:: Work task ::
Please print the data shown below without any alteration.

⁂

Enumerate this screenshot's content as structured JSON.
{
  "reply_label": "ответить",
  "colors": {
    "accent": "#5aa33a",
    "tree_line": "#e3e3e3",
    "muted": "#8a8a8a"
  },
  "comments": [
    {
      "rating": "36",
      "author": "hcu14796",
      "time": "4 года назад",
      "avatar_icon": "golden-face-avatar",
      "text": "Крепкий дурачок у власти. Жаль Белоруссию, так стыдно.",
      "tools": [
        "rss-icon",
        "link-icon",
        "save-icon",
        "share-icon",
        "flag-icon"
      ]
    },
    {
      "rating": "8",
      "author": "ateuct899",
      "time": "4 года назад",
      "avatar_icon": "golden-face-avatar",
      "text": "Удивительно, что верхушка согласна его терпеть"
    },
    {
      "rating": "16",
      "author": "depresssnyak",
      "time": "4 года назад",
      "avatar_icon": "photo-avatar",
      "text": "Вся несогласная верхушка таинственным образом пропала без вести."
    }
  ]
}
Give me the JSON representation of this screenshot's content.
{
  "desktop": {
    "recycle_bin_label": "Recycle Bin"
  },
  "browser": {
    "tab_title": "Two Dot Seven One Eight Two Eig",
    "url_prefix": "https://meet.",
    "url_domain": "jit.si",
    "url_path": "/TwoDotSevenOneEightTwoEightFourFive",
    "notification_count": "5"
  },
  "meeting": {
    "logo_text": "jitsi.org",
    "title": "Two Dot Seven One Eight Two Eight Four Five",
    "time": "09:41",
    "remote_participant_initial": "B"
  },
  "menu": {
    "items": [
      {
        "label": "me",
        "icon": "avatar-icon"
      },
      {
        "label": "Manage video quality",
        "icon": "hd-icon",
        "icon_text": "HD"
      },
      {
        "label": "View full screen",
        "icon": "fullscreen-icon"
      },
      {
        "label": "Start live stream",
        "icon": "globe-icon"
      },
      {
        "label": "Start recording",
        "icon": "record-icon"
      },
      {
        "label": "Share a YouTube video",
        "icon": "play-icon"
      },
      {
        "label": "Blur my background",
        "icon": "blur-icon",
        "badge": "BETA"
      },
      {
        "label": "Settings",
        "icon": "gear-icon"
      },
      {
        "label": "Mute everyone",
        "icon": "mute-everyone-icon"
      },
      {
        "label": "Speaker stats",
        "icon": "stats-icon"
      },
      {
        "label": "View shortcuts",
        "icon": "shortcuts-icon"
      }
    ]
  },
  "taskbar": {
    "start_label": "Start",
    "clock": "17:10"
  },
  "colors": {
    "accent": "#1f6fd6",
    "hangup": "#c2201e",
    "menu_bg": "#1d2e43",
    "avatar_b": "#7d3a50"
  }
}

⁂

:: Solved exercise ::
Enumerate this screenshot's content as structured JSON.
{
  "reply_label": "ответить",
  "colors": {
    "accent": "#5aa33a",
    "tree_line": "#e3e3e3",
    "muted": "#8a8a8a"
  },
  "comments": [
    {
      "rating": "36",
      "author": "hcu14796",
      "time": "4 года назад",
      "avatar_icon": "golden-face-avatar",
      "text": "Крепкий дурачок у власти. Жаль Белоруссию, так стыдно.",
      "tools": [
        "rss-icon",
        "link-icon",
        "save-icon",
        "share-icon",
        "flag-icon"
      ]
    },
    {
      "rating": "8",
      "author": "ateuct899",
      "time": "4 года назад",
      "avatar_icon": "golden-face-avatar",
      "text": "Удивительно, что верхушка согласна его терпеть"
    },
    {
      "rating": "16",
      "author": "depresssnyak",
      "time": "4 года назад",
      "avatar_icon": "photo-avatar",
      "text": "Вся несогласная верхушка таинственным образом пропала без вести."
    }
  ]
}
Give me the JSON representation of this screenshot's content.
{
  "desktop": {
    "recycle_bin_label": "Recycle Bin"
  },
  "browser": {
    "tab_title": "Two Dot Seven One Eight Two Eig",
    "url_prefix": "https://meet.",
    "url_domain": "jit.si",
    "url_path": "/TwoDotSevenOneEightTwoEightFourFive",
    "notification_count": "5"
  },
  "meeting": {
    "logo_text": "jitsi.org",
    "title": "Two Dot Seven One Eight Two Eight Four Five",
    "time": "09:41",
    "remote_participant_initial": "B"
  },
  "menu": {
    "items": [
      {
        "label": "me",
        "icon": "avatar-icon"
      },
      {
        "label": "Manage video quality",
        "icon": "hd-icon",
        "icon_text": "HD"
      },
      {
        "label": "View full screen",
        "icon": "fullscreen-icon"
      },
      {
        "label": "Start live stream",
        "icon": "globe-icon"
      },
      {
        "label": "Start recording",
        "icon": "record-icon"
      },
      {
        "label": "Share a YouTube video",
        "icon": "play-icon"
      },
      {
        "label": "Blur my background",
        "icon": "blur-icon",
        "badge": "BETA"
      },
      {
        "label": "Settings",
        "icon": "gear-icon"
      },
      {
        "label": "Mute everyone",
        "icon": "mute-everyone-icon"
      },
      {
        "label": "Speaker stats",
        "icon": "stats-icon"
      },
      {
        "label": "View shortcuts",
        "icon": "shortcuts-icon"
      }
    ]
  },
  "taskbar": {
    "start_label": "Start",
    "clock": "17:10"
  },
  "colors": {
    "accent": "#1f6fd6",
    "hangup": "#c2201e",
    "menu_bg": "#1d2e43",
    "avatar_b": "#7d3a50"
  }
}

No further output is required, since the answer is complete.